Many consumers know that they should check their credit reports yearly for errors, but most don't. A recent survey found much complexity and fears surrounding credit reports. WalletHub surveyed 500 adults in the United States during July, and found:
- 84 percent of survey respondents know that they should check their credit reports at least once each year
- Only 41 percent of respondents said they check their credit reports
- 27 percent said they don't have the time to check their credit reports
- 14 percent said they are afraid to see the contents of their credit reports
WalletHub found that women were twice as likely as men to have the above fear. Millennials were five times as likely than Baby Boomers to have this fear. More findings are listed below.
It is important for consumers to understand the industry. Inaccurate credit report can lower your credit score, the overall number used to indicate your credit worthiness. A low credit score can cost you money: denied credit applications, or approved loans but with higher interest rates. The errors in credit reports can include another person's data co-mingled with yours (obviously, that should never happen), a dead person's data co-mingled with yours, or a credit report that doesn't accurately reflect a loan you truly paid off on time and in full.
A 2013 study by the U.S. Federal Trade Commission (FTC) found problems with credit reports accuracy. First, 26 percent of participants identified errors in their credit reports. So, one in four consumers were affected. Plus, of the 572 credit reports where errors were identified, 399 reports (70%) were modified by a credit reporting agency, and 211 (36%) resulted in a credit score changed. So, finding and reporting errors is beneficial for consumers. Plus, a report in 2013 by the 60 Minutes television news magazine listed problems with the dispute process: failures by the largest three credit reporting agencies to correct errors reported by consumers on their credit reports.
There are national and regional credit reporting agencies. The three national credit reporting agencies include Experian, Equifax, andTransUnion.
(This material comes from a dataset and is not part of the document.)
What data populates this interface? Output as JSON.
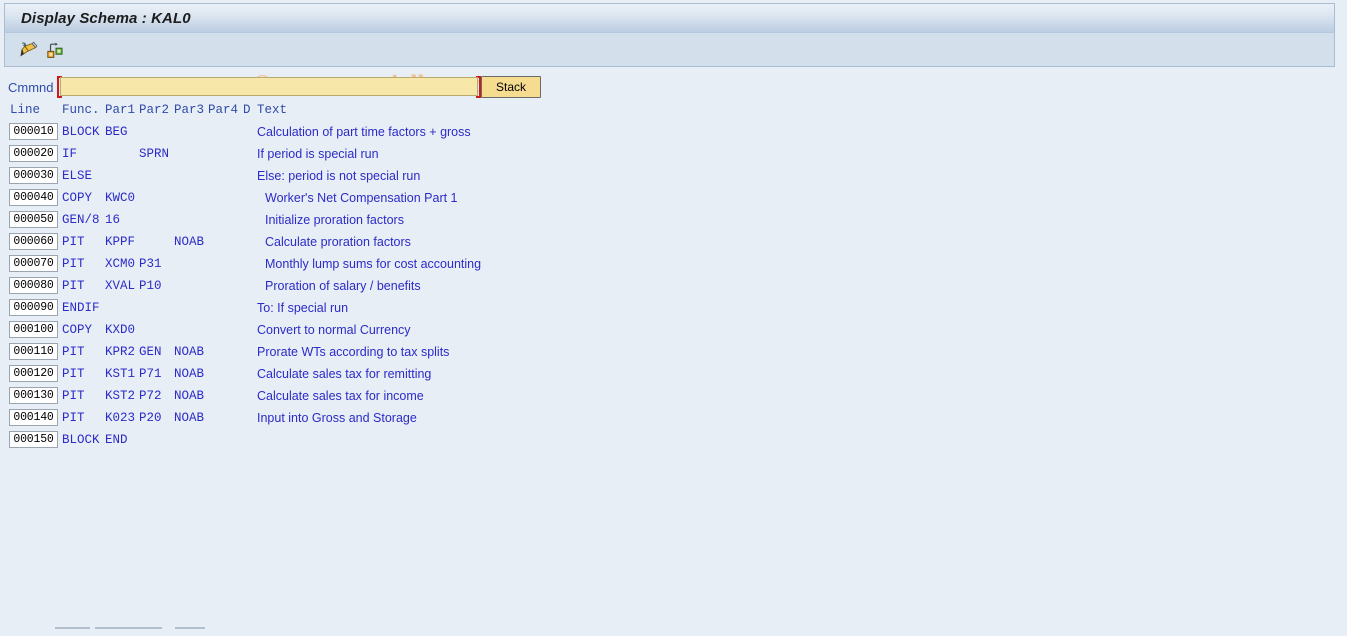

Equifax operates a secondary consumer reporting agency focused solely upon the telecommunications industry and broadband internet services.
Credit reporting agencies get their data from a variety of sources including data brokers. So, their business model is based upon data sharing. Just about anyone can set up and operate a credit reporting agency. No special skills nor expertise are required. Credit reporting agencies make money by selling credit reports to lenders. Credit reports often contain errors. For better or worse regarding security, credit reporting agencies historically have outsourced work, sometimes internationally.
The industry and executives have arguably lackadaisical data security approaches. A massive data breach at Equifax affected about 143 million persons in 2017. An independent investigation of that breach found a length list of data security flaws and failures at Equifax. To compound matters, the Internal Revenue Service gave Equifax a no-bid contract in 2017.
The industry has a spotty history. In 2007, Equifax paid a $2.7 million fine for violating federal credit laws. In 2009, it paid a $65,000 fine to the state of Indiana for violating the state's security freeze law. In 2012, Equifax and some of its customers paid $1.6 million to settle allegations of improper list sales. A data breach at Experian in 2015 affected 15 million wireless carrier customers. In 2017, Equifax and TransUnion paid $23.1 million to settle allegations of deceptive advertising about credit scores.
See the graphic below for more findings from the WalletHub survey.